So, I expect that “provost fellows” may become a new administrative phenomenon—a more broadly appealing title because it suggests a temporary, rather than a permanent or even an entrenched, appointment, because it sounds more academic than bureaucratic, and because it does not seem as if it would be as expensive as a “vice president” or an “associate provost” would be.

And, of course, I suspect that none of those impressions or assumptions will end up being accurate.

 

 

4 thoughts on “Step Aside, Deanlettes. The Provost Fellows Have Arrived.

  1. Google had over 9000 “hits” on “Provost Fellow.” One job description that I saw (it was to be a temporary position) was for a Provost Fellow for Diversity and Inclusion, and questions were to be sent to the Acting Assistant Provost but the application itself to the Interim Provost and Vice President for Academic Affairs. Yes, they have arrived.

  2. My understanding from observations at UIUC is that these “fellows” are one year, often part-time appointments for faculty at that same institution. It’s a way for administrators to hedge their bets and not appoint someone permanently who might develop an independent agenda.

Your comments are welcome. They must be relevant to the topic at hand and must not contain advertisements, degrade others, or violate laws or considerations of privacy.

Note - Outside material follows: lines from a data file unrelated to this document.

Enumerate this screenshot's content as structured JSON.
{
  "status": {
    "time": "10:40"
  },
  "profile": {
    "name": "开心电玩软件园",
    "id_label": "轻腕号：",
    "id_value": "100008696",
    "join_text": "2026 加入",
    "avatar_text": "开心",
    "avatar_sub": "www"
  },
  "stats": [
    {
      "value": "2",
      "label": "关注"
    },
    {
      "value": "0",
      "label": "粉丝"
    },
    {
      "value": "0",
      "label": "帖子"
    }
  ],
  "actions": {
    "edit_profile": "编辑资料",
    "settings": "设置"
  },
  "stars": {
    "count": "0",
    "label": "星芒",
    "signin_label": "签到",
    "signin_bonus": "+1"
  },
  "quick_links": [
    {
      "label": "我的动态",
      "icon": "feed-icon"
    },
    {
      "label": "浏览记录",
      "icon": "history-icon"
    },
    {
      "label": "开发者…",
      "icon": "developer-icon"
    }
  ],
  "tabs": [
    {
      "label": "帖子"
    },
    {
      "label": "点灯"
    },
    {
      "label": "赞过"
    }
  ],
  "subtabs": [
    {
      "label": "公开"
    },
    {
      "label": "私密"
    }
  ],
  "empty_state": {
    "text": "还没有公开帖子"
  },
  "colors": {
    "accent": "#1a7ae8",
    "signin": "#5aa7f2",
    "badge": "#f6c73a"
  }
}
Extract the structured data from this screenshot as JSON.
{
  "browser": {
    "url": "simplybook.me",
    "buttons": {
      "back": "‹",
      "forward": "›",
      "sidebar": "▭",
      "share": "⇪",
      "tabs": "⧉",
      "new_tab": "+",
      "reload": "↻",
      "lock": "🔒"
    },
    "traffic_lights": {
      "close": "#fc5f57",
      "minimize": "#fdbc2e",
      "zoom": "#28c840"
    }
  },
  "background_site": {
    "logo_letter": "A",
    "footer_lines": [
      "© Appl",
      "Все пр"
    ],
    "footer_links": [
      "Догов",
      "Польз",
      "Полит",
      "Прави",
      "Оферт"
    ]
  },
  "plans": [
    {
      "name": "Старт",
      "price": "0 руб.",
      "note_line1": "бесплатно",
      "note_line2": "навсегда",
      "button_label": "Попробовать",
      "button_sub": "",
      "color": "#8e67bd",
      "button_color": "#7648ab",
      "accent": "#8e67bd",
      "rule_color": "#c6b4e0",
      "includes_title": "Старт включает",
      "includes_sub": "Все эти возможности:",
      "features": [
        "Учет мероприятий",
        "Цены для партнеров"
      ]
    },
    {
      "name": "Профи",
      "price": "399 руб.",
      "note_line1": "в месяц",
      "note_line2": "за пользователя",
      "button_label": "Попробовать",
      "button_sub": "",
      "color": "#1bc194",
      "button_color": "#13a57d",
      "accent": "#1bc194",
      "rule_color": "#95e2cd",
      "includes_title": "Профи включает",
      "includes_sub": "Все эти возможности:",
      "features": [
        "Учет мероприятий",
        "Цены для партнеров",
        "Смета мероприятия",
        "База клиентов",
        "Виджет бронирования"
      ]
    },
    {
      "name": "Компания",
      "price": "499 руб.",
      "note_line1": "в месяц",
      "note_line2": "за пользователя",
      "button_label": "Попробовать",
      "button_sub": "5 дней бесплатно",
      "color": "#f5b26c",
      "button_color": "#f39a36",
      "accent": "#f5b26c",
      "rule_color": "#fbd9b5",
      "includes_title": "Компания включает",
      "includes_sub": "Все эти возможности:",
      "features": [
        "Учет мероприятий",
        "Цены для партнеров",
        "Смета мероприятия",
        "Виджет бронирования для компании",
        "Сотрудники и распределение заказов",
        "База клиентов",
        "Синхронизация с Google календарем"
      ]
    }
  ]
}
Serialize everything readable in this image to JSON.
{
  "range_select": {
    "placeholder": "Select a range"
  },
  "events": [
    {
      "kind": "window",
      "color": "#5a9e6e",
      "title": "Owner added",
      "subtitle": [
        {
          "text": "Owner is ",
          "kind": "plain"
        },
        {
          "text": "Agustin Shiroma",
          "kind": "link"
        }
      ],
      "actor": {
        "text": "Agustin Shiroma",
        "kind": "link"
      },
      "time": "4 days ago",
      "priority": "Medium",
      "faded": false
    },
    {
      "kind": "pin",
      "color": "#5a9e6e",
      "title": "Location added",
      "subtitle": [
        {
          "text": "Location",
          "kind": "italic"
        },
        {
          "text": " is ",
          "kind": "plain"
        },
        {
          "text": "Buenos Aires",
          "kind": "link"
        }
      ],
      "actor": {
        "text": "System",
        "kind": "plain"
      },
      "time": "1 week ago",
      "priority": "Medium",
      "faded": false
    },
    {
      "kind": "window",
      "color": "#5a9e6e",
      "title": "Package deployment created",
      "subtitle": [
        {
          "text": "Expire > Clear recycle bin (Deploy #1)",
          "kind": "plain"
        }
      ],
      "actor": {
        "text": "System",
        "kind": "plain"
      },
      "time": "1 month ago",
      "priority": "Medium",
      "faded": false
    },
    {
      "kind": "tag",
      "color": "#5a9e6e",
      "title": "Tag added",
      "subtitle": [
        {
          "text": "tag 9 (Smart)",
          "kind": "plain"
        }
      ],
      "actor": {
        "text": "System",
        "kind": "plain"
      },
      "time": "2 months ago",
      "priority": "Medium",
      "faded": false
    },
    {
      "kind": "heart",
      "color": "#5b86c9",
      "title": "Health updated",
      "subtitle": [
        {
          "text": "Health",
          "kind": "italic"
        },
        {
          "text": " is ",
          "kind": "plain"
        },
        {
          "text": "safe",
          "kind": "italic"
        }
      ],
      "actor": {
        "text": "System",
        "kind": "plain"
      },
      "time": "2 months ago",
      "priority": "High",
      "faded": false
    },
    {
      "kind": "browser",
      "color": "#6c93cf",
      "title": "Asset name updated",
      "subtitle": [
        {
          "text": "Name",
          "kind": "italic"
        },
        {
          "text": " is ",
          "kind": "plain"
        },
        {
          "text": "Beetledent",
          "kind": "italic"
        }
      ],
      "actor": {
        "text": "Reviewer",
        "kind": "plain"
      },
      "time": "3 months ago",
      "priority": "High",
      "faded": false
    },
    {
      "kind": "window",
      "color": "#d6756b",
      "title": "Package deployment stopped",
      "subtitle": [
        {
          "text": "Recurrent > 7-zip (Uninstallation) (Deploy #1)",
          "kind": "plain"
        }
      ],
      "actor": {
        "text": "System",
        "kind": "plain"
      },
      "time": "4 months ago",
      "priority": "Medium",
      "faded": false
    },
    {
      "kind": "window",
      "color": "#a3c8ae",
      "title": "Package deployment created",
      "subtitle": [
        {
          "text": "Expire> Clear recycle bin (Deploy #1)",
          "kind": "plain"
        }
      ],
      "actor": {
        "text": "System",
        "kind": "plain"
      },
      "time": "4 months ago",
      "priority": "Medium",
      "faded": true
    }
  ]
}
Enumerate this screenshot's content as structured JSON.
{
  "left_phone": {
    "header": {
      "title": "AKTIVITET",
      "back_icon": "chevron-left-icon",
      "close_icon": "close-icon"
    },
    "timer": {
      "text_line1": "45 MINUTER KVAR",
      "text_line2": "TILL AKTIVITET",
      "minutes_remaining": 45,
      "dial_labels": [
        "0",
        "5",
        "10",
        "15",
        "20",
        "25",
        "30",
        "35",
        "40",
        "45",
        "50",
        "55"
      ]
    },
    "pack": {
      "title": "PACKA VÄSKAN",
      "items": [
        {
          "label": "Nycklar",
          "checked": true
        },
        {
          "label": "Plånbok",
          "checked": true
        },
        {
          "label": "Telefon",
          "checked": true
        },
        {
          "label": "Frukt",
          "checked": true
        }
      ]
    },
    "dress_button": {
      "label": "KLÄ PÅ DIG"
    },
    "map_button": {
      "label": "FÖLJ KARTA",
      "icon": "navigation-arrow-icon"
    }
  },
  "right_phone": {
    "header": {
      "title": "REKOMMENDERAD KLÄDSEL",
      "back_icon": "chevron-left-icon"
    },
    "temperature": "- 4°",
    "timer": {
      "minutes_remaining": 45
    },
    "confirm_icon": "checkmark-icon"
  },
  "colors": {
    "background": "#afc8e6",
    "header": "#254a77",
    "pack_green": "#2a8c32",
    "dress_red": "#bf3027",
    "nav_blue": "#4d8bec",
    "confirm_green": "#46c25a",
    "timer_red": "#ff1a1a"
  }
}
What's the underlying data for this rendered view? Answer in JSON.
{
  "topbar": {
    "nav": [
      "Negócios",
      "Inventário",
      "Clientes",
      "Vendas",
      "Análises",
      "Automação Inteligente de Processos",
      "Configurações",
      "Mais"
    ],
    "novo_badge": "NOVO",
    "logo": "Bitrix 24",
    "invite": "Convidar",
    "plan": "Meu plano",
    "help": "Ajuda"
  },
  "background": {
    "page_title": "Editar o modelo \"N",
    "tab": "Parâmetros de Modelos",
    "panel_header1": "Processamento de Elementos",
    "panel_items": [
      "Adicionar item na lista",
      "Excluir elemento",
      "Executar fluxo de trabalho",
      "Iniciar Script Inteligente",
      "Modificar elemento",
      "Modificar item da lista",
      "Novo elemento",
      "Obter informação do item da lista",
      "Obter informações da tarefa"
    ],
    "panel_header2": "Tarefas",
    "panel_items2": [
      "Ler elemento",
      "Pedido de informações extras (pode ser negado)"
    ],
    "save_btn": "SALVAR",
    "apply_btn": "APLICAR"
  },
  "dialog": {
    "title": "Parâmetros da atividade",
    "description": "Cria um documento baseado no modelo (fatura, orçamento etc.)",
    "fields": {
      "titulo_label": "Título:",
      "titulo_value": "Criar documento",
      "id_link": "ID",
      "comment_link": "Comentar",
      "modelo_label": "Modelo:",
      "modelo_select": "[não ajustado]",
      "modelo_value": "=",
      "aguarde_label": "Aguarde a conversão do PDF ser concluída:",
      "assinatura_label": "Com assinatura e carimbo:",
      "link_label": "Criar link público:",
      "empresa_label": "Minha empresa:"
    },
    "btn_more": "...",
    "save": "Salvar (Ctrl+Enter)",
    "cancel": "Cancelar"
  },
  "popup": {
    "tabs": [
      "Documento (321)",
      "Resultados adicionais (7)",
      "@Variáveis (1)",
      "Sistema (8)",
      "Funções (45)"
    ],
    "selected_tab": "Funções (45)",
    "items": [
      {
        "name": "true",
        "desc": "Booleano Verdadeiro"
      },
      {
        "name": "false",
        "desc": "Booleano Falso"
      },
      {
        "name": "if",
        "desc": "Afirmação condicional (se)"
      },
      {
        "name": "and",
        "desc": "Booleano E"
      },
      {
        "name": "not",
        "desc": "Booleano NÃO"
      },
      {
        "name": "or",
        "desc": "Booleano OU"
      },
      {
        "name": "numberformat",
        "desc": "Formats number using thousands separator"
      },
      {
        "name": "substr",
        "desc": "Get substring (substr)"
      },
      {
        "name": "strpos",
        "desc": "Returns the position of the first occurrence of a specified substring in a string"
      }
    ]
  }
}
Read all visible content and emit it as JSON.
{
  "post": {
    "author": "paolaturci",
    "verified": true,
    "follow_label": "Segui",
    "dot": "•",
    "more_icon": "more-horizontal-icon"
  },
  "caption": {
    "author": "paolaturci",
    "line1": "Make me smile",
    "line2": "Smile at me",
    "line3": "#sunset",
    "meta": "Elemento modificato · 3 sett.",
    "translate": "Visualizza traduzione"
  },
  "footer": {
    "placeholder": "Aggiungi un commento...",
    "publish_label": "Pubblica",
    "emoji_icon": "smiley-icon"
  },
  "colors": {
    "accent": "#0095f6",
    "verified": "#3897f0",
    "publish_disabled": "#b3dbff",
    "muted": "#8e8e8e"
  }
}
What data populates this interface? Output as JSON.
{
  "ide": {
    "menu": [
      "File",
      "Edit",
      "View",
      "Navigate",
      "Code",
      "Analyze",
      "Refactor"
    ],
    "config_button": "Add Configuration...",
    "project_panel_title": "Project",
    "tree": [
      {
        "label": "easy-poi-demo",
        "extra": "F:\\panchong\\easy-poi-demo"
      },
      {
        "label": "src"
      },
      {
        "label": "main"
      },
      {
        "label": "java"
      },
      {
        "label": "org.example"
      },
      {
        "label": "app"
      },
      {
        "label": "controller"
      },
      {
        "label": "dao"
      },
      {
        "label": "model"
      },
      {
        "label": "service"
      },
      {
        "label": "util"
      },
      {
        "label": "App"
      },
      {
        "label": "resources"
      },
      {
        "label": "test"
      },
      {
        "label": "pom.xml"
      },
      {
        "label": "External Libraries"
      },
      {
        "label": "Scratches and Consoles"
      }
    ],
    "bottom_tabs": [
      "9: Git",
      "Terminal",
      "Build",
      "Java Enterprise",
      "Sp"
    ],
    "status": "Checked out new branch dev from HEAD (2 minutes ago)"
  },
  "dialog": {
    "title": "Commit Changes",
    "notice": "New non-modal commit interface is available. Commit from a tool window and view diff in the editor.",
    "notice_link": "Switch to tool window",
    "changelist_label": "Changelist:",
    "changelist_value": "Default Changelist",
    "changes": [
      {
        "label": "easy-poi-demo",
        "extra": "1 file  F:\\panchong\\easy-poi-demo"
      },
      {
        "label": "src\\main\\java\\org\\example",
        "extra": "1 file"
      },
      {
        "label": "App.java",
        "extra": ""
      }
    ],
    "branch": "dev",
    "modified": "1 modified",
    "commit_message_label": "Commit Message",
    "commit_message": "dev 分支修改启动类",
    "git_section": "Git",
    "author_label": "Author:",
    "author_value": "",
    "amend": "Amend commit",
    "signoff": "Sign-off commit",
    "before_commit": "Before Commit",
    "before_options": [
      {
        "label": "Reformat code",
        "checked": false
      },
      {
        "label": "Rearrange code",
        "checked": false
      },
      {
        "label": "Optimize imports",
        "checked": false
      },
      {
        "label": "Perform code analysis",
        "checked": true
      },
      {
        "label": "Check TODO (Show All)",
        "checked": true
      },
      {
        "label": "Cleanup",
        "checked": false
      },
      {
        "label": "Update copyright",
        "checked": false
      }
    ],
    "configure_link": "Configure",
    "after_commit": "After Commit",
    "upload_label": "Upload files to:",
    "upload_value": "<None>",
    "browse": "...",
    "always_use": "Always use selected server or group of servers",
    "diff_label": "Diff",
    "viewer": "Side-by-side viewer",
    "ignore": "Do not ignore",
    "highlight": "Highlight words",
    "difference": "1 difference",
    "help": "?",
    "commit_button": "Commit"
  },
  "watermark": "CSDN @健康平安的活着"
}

We encourage the use of your real name, but do not prohibit pseudonyms as long as you don’t impersonate a real person.